Bento and all the moonlighters viewed nights quite simply as a financial opportunity until a permanent job turned up. Last night had passed quietly until 4 a.m., when he was called to the bedside of Marion Weingarten’s husband. Bento found a man, newly paralyzed on the right side, who had trouble speaking. This was apparently quite unexpected in what Bento’s sign-over notes called a sixty-two-year-old White male with history of high blood pressure admitted because of extensive pneumonia.
As necessary medical tasks were being done, a nurse called the patient’s wife to come to the hospital. Bento heard the nurse’s consoling words. Her husband had taken a turn for the worse. He was stable, in no danger, and the doctor would explain everything.
Sitting with Mrs. Weingarten in the break room of the nursing station Bento mulled over the exact wording of how he would tell her what had happened. Clarity is best, he decided. I will put it to her clearly. I will just say your husband has a blood clot on the brain.
He cleared his throat. “Jo hub,” he said, leaning forward with great sympathy and good eye contact, “habby blow cloth ony brang.”
The woman blinked. “I want to know what happened to my husband. What the hell happened?” She paused. “He’s here with pneumonia, and now I don’t know what happened.

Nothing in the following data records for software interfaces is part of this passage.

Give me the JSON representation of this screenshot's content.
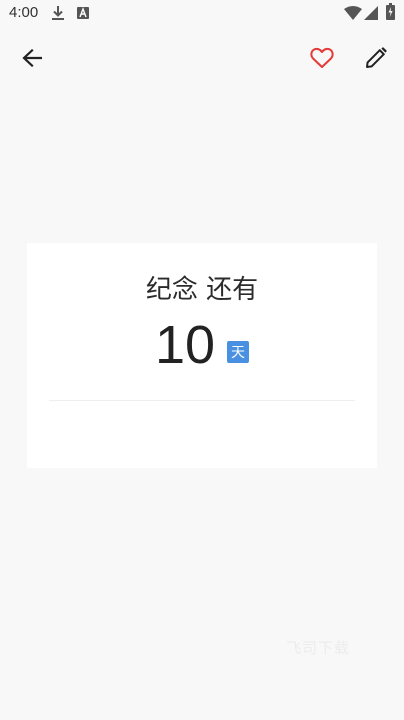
{
  "status_bar": {
    "time": "4:00",
    "icons": [
      "download-icon",
      "a-badge-icon",
      "wifi-icon",
      "signal-icon",
      "battery-icon"
    ]
  },
  "app_bar": {
    "back_icon": "arrow-left-icon",
    "favorite_icon": "heart-outline-icon",
    "edit_icon": "pencil-icon",
    "favorite_color": "#e53935"
  },
  "card": {
    "title": "纪念 还有",
    "count": "10",
    "unit": "天",
    "unit_color": "#4a90e2"
  },
  "watermark": "飞司下载"
}
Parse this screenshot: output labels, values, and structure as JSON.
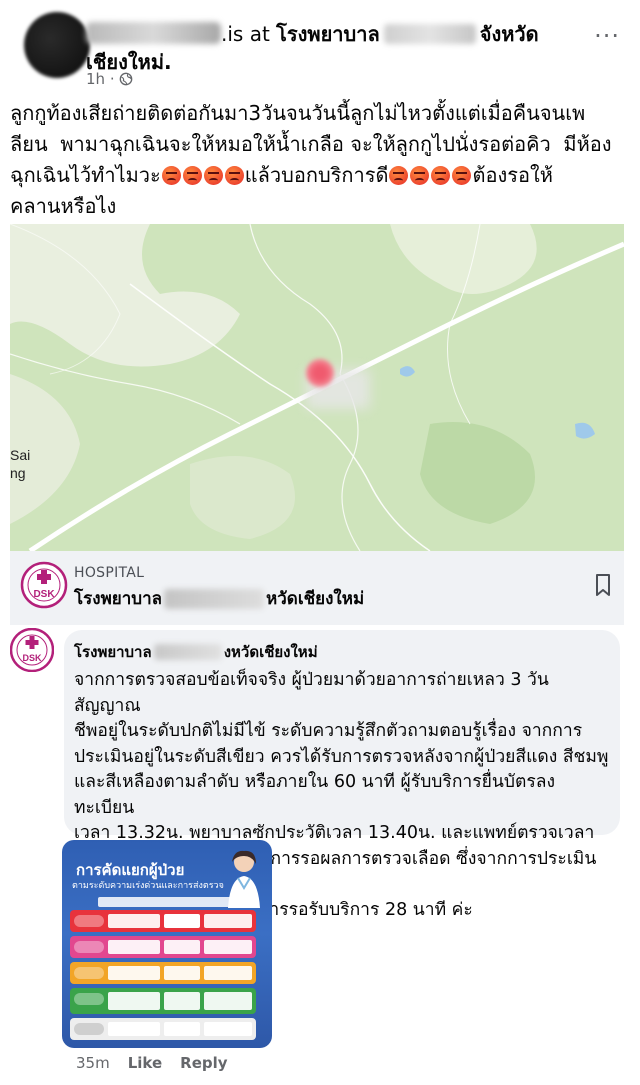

He didn’t speak to me. Is he all right? What’s happening?”
Nodding to acknowledge her natural distress and speaking much more slowly and distinctly so as to emphasize each separate word, Bento repeated, “Jo Hub. Habby. Blow cloth. Ony. Brang,” He added, encouragingly, the real possibility of improvement: “Ez posl mproo.”

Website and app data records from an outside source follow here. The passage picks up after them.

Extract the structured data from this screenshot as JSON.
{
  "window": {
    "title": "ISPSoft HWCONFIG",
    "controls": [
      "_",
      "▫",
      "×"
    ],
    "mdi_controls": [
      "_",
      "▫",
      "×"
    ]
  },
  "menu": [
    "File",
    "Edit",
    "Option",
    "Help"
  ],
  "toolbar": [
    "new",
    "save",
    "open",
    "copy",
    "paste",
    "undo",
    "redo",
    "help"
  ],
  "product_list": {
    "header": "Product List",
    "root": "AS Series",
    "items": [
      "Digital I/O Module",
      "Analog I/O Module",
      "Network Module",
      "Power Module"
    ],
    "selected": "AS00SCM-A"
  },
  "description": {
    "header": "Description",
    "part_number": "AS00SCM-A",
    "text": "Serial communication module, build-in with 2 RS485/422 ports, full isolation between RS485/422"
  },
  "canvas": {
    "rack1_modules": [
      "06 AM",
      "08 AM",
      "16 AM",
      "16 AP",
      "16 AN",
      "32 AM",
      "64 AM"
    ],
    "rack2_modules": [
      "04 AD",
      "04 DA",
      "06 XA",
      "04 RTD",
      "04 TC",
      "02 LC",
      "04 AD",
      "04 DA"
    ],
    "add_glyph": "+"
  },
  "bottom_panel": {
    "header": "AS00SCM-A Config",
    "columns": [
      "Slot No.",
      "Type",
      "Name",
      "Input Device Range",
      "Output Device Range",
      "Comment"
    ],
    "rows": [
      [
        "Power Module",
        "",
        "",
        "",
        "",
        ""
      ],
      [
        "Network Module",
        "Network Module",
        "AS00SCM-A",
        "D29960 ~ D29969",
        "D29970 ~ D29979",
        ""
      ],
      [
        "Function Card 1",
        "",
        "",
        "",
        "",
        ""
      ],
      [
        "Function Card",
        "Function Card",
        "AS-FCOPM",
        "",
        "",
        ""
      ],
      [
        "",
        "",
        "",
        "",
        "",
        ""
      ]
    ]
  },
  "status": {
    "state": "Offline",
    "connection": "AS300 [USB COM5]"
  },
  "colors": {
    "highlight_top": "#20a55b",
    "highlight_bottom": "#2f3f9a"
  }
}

Now, she yelled, “Are you out of your goddam mind? I want to speak to an American. I want an American doctor who speaks American.”

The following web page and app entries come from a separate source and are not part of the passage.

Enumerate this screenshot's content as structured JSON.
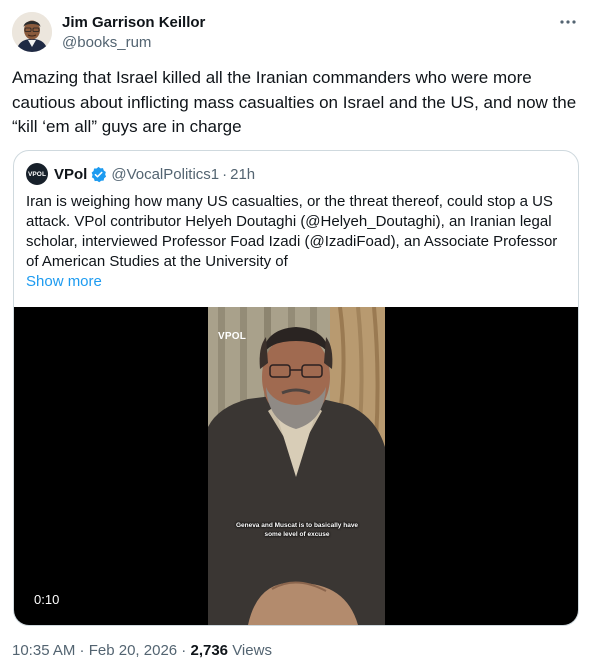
{
  "author": {
    "name": "Jim Garrison Keillor",
    "handle": "@books_rum"
  },
  "tweet": {
    "text": "Amazing that Israel killed all the Iranian commanders who were more cautious about inflicting mass casualties on Israel and the US, and now the “kill ‘em all” guys are in charge"
  },
  "quote": {
    "avatar_text": "VPOL",
    "name": "VPol",
    "handle": "@VocalPolitics1",
    "separator": "·",
    "time": "21h",
    "text": "Iran is weighing how many US casualties, or the threat thereof, could stop a US attack. VPol contributor Helyeh Doutaghi (@Helyeh_Doutaghi), an Iranian legal scholar, interviewed Professor Foad Izadi (@IzadiFoad), an Associate Professor of American Studies at the University of",
    "show_more": "Show more",
    "video": {
      "duration": "0:10",
      "logo": "VPOL",
      "caption": "Geneva and Muscat is to basically have some level of excuse"
    }
  },
  "meta": {
    "time": "10:35 AM",
    "sep1": " · ",
    "date": "Feb 20, 2026",
    "sep2": " · ",
    "views_count": "2,736",
    "views_label": "Views"
  },
  "colors": {
    "text": "#0f1419",
    "muted": "#536471",
    "link": "#1d9bf0",
    "border": "#cfd9de",
    "verified": "#1d9bf0"
  },
  "icons": {
    "more": "more-horizontal-icon",
    "verified": "verified-badge-icon"
  }
}
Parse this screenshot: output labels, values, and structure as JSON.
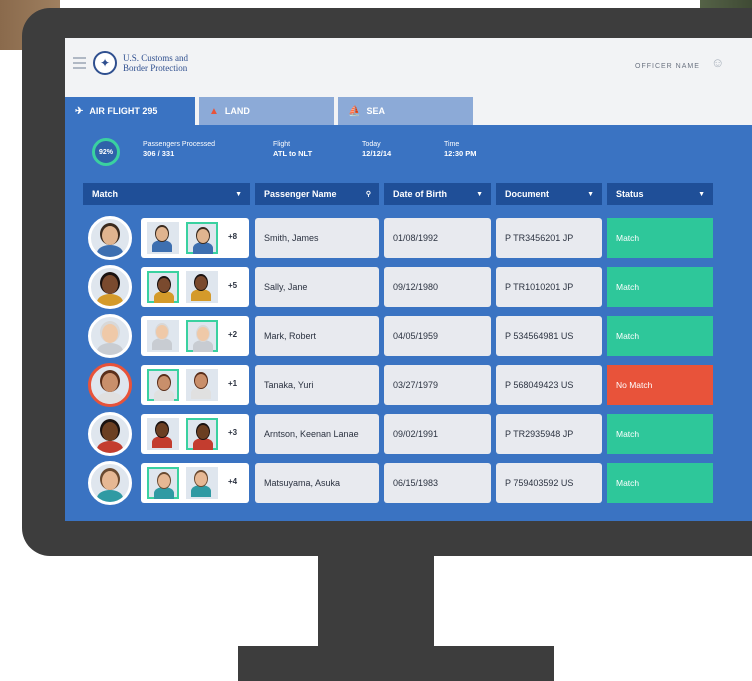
{
  "header": {
    "agency_line1": "U.S. Customs and",
    "agency_line2": "Border Protection",
    "officer_label": "OFFICER NAME"
  },
  "tabs": [
    {
      "label": "AIR FLIGHT 295",
      "icon": "plane-icon",
      "active": true
    },
    {
      "label": "LAND",
      "icon": "building-icon",
      "active": false
    },
    {
      "label": "SEA",
      "icon": "ship-icon",
      "active": false
    }
  ],
  "summary": {
    "progress_percent": "92%",
    "processed_label": "Passengers Processed",
    "processed_value": "306 / 331",
    "flight_label": "Flight",
    "flight_value": "ATL to NLT",
    "today_label": "Today",
    "today_value": "12/12/14",
    "time_label": "Time",
    "time_value": "12:30 PM"
  },
  "columns": [
    "Match",
    "Passenger Name",
    "Date of Birth",
    "Document",
    "Status"
  ],
  "colors": {
    "accent_blue": "#3a73c2",
    "header_blue": "#1f4f98",
    "match_green": "#2ec79a",
    "no_match_red": "#e8533a"
  },
  "rows": [
    {
      "extra": "+8",
      "name": "Smith, James",
      "dob": "01/08/1992",
      "document": "P TR3456201 JP",
      "status": "Match"
    },
    {
      "extra": "+5",
      "name": "Sally, Jane",
      "dob": "09/12/1980",
      "document": "P TR1010201 JP",
      "status": "Match"
    },
    {
      "extra": "+2",
      "name": "Mark, Robert",
      "dob": "04/05/1959",
      "document": "P 534564981 US",
      "status": "Match"
    },
    {
      "extra": "+1",
      "name": "Tanaka, Yuri",
      "dob": "03/27/1979",
      "document": "P 568049423 US",
      "status": "No Match"
    },
    {
      "extra": "+3",
      "name": "Arntson, Keenan Lanae",
      "dob": "09/02/1991",
      "document": "P TR2935948 JP",
      "status": "Match"
    },
    {
      "extra": "+4",
      "name": "Matsuyama, Asuka",
      "dob": "06/15/1983",
      "document": "P 759403592 US",
      "status": "Match"
    }
  ]
}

The charge nurse heard this storm in her break room and immediately paged the other covering physician for non-teaching patients. Dr. Firs Habib was on the floor already, in a nearby patient’s room. She explained the situation. “Get in there now and talk to this woman,” she commanded, almost dragging the young man into the room. “Here’s Dr. Firs. He can explain to you about your husband.”
“Doctor, you tell me right now what has happened to my husband. Right now! Right now!”
Firs took a steadying breath. A blood clot, he thought, I will honestly and simply tell her he has a blood clot. “A bloo cloo,” he said. “E godda bloo cloo.”
“Ez posl mproo,” Bento reminded her, to which Firs firmly concurred.
“Bey, bey pozl.”
It was into the aftermath of this, with all the marks of a crazy night on it, that young Amir entered at 6:00 a.m. this Monday in July. Non-teaching patient. Not at all Amir’s problem. Dr. Miles, who presumably had also been called last night, was the attending, the senior physician in charge, and he would be in to make rounds, probably soon. He could sort it all out, and he would have the scan result too.
But Amir was there right now. And Mrs. Weingarten was very upset right now. And it looked like Jocelyn had taken him up on his impulsive offer to speak with her. He came to her gently and not so much as a doctor, but more, really, as a son. And more even than that, simply as a human being. The empathy he was clearly showing filled Amir with a brief warm glow of self-regard. He began very gently. “Mrs. Weingarten?”
“Who the hell are you. Who are you? What happened to my husband? Who are you?”
“My name is Amir–”
“No! No! No Amir. No Amir. No boogy woogy. I am on Forty-Fourth Street and I want an American doctor.” Her breathing became loud and angry through little saliva strings, and her foot stamping began again. “Police!” she bellowed now, “Police…”
Internship was said to be a time of intense learning. One thing Amir learned that morning was that he would have done much better to lead with “Dr. Baum.”
© 2016 by Dan Shine